One of the real talking points of this season is the relative performance of the two Red Bull drivers, Sebastian Vettel and Daniel Ricciardo. The Australian keeps coming out on top against a four times world champion and Red Bull team director Helmut Marko this weekend offered an explanation.
Ricciardo got his first win in Montreal last time out and after again out-qualifying Vettel in Austria he is now 6-2 against the German.
But perhaps more telling is that his average grid slot is 3.6, while Vettel’s is 7.4.
In mitigation, Vettel has had a lot of technical issues this season, more than Ricciardo, but there is no doubt that the reigning champion has yet to fully get the measure of this 2014 Red Bull car; as he admitted yesterday there is clearly more performance than he is able to extract because Ricciardo is managing to find it.

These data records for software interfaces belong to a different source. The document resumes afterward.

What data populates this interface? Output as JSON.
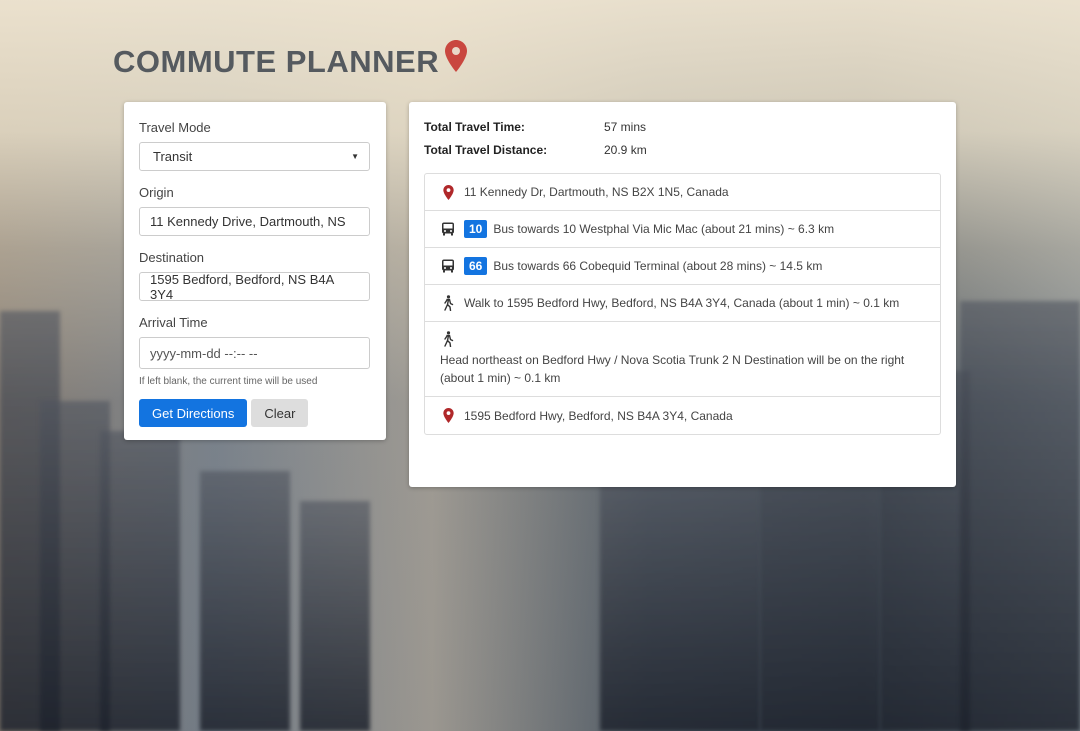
{
  "app": {
    "title": "COMMUTE PLANNER",
    "accent": "#1374e0",
    "pin_color": "#c0392b"
  },
  "form": {
    "travel_mode_label": "Travel Mode",
    "travel_mode_value": "Transit",
    "origin_label": "Origin",
    "origin_value": "11 Kennedy Drive, Dartmouth, NS",
    "destination_label": "Destination",
    "destination_value": "1595 Bedford, Bedford, NS B4A 3Y4",
    "arrival_label": "Arrival Time",
    "arrival_placeholder": "yyyy-mm-dd --:-- --",
    "arrival_hint": "If left blank, the current time will be used",
    "get_directions_label": "Get Directions",
    "clear_label": "Clear"
  },
  "results": {
    "time_label": "Total Travel Time:",
    "time_value": "57 mins",
    "distance_label": "Total Travel Distance:",
    "distance_value": "20.9 km",
    "steps": [
      {
        "icon": "map-pin-icon",
        "text": "11 Kennedy Dr, Dartmouth, NS B2X 1N5, Canada"
      },
      {
        "icon": "bus-icon",
        "route": "10",
        "text": "Bus towards 10 Westphal Via Mic Mac (about 21 mins) ~ 6.3 km"
      },
      {
        "icon": "bus-icon",
        "route": "66",
        "text": "Bus towards 66 Cobequid Terminal (about 28 mins) ~ 14.5 km"
      },
      {
        "icon": "walk-icon",
        "text": "Walk to 1595 Bedford Hwy, Bedford, NS B4A 3Y4, Canada (about 1 min) ~ 0.1 km"
      },
      {
        "icon": "walk-icon",
        "text": "Head northeast on Bedford Hwy / Nova Scotia Trunk 2 N Destination will be on the right (about 1 min) ~ 0.1 km"
      },
      {
        "icon": "map-pin-icon",
        "text": "1595 Bedford Hwy, Bedford, NS B4A 3Y4, Canada"
      }
    ]
  }
}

Speaking to Australian TV Network 10 after qualifying in Austria Marko, who nurtured Ricciardo through the Red Bull driver programme and Toro Rosso, said that the problem is that Vettel is a perfectionist, where Ricciardo is able to drive around problems,
“To be fair Sebastian had far more technical troubles (than Ricciardo). On the other hand they both get the same material. If the car is not to his liking, Daniel seems to be more a driver who can handle it.
“Sebastian is a perfectionist; he needs to get the car really right and if it is not right he cannot make it like Daniel does.”
Asked what he thinks Ricciardo’s other strengths are as a driver, Marko added,
“First of all I have never seen him angry. He is very calm in the car, like he is siting there having a cup of tea. I’ve never seen him struggle with the pressure. He takes things as they are but he is very committed.
“We had a driver search a few years ago in Estoril and he was really impressive in qualifying performance. So he delivers and he is very good in his analysis.”
As for Ricciardo’s own explanation of how he keeps coming out ahead of his team mate the 24 year old from Perth, Australia said,
“Yes it’s been going well for me this season, I seem to be getting the most out of it. It’s nice; I guess I’m still young enough to keep improving, keep learning. I’m still going through that process of maturing and making sure I’m on the right side of things.
“Today I was 5th, he was 13th. It’s a big gap on the grid but not much in time (the margin was 0.163 seconds between them in Q2). It’s a short lap here and if you don’t get it right here you pay the price. We trail a lot in the first sector and make it up in the corners.”
Red Bull’s drivers are 17th and 18th in the speed trap at 195mph, compared to the Williams cars at 204mph. All eight Mercedes powered cars occupy the top eight speed trap times in Austria, which will make them quite hard to overtake unless they suffer higher tyre degradation than their rivals.